Withdrawal is the process by which the body clears out nicotine and toxins associated with smoking. Daily smokers maintain a certain level of nicotine in the bloodstream, and when quitting, the level of nicotine quickly drops to a level at which withdrawal occurs. Some common symptoms include cravings for nicotine, tension, irritability, trouble concentrating, fatigue, insomnia, increased appetite, and headache. Withdrawal varies from person to person, based on individual factors. The first two weeks are likely to be the hardest as your body heals and adjusts to being smoke-free. Some of the symptoms are actually signs that your body is healing and returning to a normal, nicotine and toxin-free state. Most ex-smokers feel much better within 90 days. Symptoms can come and go for most of the first year, though usually with lessening intensity and duration as time passes.
Articles in this section
- What should I do on Quit Day?
- What is 'withdrawal'?
- What are some common withdrawal symptoms?
- How long will it take to become nicotine-free?
- Why do I have cravings to smoke?
- How can I get better sleep?
- Why am I coughing so much?
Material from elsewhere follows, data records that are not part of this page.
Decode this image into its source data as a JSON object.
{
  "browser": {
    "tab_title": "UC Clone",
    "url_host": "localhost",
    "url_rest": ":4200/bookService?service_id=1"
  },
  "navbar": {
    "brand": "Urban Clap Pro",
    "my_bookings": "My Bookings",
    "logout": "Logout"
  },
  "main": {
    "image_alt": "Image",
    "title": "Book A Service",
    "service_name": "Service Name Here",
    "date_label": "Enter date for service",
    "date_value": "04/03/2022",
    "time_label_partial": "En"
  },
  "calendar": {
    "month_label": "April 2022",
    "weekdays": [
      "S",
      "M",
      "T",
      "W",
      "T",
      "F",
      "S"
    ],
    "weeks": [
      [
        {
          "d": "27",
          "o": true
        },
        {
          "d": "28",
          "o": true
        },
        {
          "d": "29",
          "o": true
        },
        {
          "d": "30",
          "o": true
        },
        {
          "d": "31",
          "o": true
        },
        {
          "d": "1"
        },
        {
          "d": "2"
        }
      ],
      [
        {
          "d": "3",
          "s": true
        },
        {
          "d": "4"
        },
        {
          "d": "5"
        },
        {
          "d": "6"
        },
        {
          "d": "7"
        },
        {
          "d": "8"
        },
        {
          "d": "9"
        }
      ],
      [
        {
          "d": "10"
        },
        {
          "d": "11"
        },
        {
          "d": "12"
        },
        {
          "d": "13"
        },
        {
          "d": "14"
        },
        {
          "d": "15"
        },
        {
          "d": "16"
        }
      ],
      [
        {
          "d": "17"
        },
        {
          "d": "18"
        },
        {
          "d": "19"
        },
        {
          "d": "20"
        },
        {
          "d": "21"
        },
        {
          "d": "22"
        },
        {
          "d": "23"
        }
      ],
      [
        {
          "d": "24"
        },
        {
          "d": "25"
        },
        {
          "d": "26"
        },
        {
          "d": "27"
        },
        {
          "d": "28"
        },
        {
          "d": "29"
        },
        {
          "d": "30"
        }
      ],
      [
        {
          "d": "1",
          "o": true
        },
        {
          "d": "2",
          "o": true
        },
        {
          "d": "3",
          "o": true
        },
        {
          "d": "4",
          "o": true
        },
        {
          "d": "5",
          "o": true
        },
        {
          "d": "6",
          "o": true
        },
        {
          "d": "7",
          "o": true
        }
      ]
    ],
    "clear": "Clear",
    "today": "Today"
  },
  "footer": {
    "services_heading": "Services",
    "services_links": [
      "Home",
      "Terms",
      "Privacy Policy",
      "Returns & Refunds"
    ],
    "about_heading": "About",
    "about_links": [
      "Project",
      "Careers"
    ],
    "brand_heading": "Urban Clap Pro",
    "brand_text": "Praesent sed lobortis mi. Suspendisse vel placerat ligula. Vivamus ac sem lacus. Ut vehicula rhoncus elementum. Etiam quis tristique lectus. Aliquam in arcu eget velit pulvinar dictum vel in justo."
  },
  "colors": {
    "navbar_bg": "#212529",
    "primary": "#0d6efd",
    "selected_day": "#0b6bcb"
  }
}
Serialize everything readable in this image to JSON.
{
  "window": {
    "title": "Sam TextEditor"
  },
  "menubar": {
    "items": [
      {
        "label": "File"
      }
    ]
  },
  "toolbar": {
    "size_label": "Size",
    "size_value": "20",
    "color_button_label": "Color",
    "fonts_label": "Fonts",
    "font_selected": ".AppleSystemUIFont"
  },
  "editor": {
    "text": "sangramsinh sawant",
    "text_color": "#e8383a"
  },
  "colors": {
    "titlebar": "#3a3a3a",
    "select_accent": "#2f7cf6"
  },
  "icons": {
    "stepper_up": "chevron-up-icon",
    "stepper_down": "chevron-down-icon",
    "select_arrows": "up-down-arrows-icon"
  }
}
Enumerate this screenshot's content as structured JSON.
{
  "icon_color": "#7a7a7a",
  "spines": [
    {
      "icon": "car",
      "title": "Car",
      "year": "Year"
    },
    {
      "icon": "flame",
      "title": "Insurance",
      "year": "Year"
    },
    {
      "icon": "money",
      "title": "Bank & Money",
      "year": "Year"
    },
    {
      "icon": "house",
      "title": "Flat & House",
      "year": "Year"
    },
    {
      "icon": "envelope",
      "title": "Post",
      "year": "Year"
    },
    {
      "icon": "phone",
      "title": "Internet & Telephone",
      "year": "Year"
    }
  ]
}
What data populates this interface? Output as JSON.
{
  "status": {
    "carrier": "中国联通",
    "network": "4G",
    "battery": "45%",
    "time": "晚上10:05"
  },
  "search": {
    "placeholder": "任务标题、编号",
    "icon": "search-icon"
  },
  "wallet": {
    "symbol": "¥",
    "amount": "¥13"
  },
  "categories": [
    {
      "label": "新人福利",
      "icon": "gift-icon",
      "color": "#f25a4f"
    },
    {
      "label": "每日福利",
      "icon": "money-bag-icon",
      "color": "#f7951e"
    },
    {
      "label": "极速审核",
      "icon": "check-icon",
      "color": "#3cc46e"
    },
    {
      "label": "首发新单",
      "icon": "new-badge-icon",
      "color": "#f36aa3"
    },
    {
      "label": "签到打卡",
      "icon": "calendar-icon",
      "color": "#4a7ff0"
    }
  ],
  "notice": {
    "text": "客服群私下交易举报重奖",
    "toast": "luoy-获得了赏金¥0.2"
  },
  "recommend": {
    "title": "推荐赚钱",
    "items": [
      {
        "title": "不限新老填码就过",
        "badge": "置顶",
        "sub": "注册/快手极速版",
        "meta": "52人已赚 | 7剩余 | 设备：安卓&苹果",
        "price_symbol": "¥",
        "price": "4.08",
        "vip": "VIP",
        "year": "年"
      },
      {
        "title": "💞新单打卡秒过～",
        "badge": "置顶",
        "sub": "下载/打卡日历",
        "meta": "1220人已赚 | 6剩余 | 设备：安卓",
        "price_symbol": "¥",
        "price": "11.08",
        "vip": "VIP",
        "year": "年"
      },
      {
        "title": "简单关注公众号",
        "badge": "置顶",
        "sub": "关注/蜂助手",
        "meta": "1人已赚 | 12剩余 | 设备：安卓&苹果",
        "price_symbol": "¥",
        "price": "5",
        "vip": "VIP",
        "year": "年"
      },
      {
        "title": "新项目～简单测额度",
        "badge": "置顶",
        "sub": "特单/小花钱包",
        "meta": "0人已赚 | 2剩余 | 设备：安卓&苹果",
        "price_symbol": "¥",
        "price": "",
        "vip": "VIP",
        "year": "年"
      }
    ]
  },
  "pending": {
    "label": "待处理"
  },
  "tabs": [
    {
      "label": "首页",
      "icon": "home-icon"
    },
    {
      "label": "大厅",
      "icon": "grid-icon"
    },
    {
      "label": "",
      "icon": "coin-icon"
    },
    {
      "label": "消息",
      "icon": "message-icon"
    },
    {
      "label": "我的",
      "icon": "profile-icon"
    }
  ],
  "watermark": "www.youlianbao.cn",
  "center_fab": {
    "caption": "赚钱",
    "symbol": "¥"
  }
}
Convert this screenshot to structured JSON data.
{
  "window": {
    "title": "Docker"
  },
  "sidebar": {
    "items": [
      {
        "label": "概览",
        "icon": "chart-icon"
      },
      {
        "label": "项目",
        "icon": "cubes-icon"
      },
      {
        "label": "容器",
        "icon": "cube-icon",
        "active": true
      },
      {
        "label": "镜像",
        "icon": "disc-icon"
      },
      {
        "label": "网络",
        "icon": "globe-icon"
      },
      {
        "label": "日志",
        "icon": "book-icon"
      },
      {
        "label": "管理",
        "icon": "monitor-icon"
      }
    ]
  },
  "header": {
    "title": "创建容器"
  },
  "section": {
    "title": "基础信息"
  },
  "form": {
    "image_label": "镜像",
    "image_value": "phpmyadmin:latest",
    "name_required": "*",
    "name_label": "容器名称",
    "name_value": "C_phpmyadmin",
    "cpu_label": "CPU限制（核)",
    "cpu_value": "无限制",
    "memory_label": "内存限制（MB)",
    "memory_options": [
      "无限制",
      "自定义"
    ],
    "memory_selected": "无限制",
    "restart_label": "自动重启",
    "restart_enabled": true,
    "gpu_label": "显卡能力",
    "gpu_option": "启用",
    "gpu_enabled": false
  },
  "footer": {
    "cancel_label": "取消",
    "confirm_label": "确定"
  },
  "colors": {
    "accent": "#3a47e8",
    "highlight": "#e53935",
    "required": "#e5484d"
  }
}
- Is it normal to feel so tired?
- Why do I feel sad?
- How do I cope with anger?